* [GOAL OF THE EXERCISE]
Go through the entries below. Copy out every line that contains "fraction".

* [RECORDS]
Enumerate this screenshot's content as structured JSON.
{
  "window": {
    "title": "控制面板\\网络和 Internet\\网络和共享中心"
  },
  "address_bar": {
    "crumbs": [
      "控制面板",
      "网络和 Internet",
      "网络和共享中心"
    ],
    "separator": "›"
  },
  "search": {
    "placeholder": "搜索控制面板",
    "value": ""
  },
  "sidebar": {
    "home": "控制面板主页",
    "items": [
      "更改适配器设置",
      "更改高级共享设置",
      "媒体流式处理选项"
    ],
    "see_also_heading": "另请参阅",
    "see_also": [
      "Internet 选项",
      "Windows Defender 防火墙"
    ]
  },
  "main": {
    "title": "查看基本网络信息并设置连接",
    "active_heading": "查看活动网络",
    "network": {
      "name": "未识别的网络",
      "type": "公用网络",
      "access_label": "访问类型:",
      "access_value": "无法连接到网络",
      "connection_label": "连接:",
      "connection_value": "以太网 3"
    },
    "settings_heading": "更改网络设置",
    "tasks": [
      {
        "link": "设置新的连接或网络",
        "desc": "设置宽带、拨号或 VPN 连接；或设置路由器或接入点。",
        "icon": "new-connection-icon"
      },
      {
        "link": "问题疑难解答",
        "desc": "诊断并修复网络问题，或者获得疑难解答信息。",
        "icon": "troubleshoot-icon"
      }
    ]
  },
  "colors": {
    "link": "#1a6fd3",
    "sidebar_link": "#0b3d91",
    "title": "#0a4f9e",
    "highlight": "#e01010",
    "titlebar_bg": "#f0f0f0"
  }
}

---

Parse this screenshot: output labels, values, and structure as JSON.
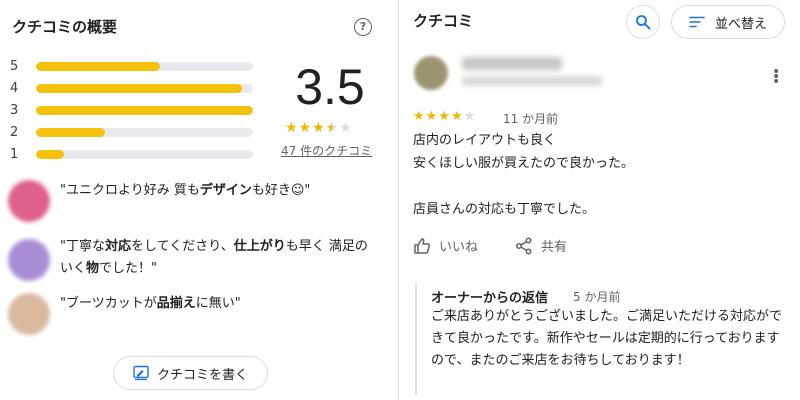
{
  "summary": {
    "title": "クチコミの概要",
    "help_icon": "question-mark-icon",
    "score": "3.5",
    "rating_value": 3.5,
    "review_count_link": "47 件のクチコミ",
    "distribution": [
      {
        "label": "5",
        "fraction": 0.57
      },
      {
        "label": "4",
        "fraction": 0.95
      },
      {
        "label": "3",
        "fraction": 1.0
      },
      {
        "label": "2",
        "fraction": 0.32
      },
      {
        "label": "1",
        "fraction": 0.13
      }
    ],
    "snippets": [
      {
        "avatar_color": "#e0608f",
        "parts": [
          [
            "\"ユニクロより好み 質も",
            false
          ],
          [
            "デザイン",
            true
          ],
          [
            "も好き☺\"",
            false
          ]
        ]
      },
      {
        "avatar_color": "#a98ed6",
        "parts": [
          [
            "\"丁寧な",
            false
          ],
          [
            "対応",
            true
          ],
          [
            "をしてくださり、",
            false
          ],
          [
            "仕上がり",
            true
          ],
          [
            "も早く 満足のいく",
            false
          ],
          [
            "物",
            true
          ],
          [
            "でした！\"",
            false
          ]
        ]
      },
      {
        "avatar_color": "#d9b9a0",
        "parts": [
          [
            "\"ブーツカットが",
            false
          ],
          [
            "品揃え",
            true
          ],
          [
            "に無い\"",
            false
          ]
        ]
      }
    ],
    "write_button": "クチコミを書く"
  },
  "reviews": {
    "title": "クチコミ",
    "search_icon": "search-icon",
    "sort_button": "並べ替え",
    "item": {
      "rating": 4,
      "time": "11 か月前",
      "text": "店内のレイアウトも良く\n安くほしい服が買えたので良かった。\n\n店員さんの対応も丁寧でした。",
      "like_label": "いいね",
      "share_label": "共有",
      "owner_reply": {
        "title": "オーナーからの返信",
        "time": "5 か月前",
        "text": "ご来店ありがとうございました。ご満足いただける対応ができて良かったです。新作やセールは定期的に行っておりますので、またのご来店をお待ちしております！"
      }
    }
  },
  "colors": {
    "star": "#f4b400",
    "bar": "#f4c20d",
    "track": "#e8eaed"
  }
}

* [ANSWER BOX]
        "fraction": 0.57
        "fraction": 0.95
        "fraction": 1.0
        "fraction": 0.32
        "fraction": 0.13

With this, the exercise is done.